To solve this, the COCOBOD has reviewed upwards, the initial treatment grant which is part of the compensation package for landowners and cocoa farmers who agree to cut and replant their Cocoa Swollen Shoot Virus-affected cocoa farms under the on-going National Cocoa Rehabilitation Programme. The initial treatment grant, which was pegged at GH¢552.96, has now been increased to GH¢1000.00 per hectare.
“Out of every five hectares of cocoa farm, two hectares are infected”, the Chief Executive Officer of COCOBOD, Mr Joseph Boahen Aidoo said this at Sefwi Wiawso in the Western North Region recently.
Landowners and cocoa farmers are thereby advised to allow their infected trees to be cut down and replanted with high-yielding, early-bearing and disease-tolerant seedlings for increased and sustainable yield to forestall any decline in production output.
According to Mr Aidoo, the cost of cutting the infected cocoa trees and replanting
will be borne by the government and COCOBOD.
In addition, plantain suckers and economic trees seedlings will be supplied at no cost to the affected farmers.
Mr Aidoo stressed that no chemical can treat an infected cocoa tree unless it is cut and replanted.

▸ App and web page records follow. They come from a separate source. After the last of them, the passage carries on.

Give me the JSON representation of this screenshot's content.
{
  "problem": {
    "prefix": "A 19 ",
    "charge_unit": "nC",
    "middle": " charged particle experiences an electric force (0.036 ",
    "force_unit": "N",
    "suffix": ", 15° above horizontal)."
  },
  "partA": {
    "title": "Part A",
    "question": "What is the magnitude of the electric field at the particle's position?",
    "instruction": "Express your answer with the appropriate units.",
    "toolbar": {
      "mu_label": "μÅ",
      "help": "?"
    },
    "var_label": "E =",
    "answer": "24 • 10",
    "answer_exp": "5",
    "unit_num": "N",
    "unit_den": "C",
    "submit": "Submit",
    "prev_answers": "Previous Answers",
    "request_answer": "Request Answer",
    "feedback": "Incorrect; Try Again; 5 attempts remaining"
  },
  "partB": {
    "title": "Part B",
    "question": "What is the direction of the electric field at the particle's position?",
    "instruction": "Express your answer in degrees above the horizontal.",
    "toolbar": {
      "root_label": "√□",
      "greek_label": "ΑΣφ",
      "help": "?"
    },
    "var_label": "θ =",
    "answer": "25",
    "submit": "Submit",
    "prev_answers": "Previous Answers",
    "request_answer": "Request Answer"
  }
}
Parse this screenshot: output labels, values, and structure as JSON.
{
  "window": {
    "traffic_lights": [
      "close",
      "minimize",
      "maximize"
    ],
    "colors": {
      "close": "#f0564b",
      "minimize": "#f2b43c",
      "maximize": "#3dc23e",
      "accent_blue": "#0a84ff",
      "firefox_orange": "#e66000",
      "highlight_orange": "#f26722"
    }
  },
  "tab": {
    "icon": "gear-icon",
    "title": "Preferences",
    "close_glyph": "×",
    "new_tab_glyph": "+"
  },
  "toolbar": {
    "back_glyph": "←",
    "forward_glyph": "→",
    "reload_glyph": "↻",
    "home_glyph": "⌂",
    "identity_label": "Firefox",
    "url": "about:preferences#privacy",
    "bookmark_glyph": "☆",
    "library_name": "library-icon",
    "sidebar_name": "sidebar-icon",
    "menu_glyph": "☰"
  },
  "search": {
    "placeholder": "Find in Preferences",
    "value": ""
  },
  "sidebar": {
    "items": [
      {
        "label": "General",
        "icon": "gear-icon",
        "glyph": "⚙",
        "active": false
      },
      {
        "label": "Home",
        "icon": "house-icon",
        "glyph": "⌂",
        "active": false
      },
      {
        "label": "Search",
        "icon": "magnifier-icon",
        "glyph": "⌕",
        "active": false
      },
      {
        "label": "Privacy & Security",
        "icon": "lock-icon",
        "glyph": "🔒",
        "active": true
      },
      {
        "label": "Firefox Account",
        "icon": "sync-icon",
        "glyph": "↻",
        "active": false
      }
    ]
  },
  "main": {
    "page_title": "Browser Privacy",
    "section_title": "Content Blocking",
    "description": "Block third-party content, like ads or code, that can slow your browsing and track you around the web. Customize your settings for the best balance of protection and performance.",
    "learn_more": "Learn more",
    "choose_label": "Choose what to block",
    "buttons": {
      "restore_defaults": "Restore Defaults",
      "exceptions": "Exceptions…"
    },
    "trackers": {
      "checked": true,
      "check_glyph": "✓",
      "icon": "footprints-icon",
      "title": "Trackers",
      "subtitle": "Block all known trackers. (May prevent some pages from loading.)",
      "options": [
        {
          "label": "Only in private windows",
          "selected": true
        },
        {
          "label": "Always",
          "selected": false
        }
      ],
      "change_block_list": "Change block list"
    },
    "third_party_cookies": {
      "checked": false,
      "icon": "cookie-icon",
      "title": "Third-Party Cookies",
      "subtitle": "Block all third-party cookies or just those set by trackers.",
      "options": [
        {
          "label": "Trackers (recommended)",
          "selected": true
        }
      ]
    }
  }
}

He said the youth in the farming communities have been engaged in the replanting exercise to create employment for them.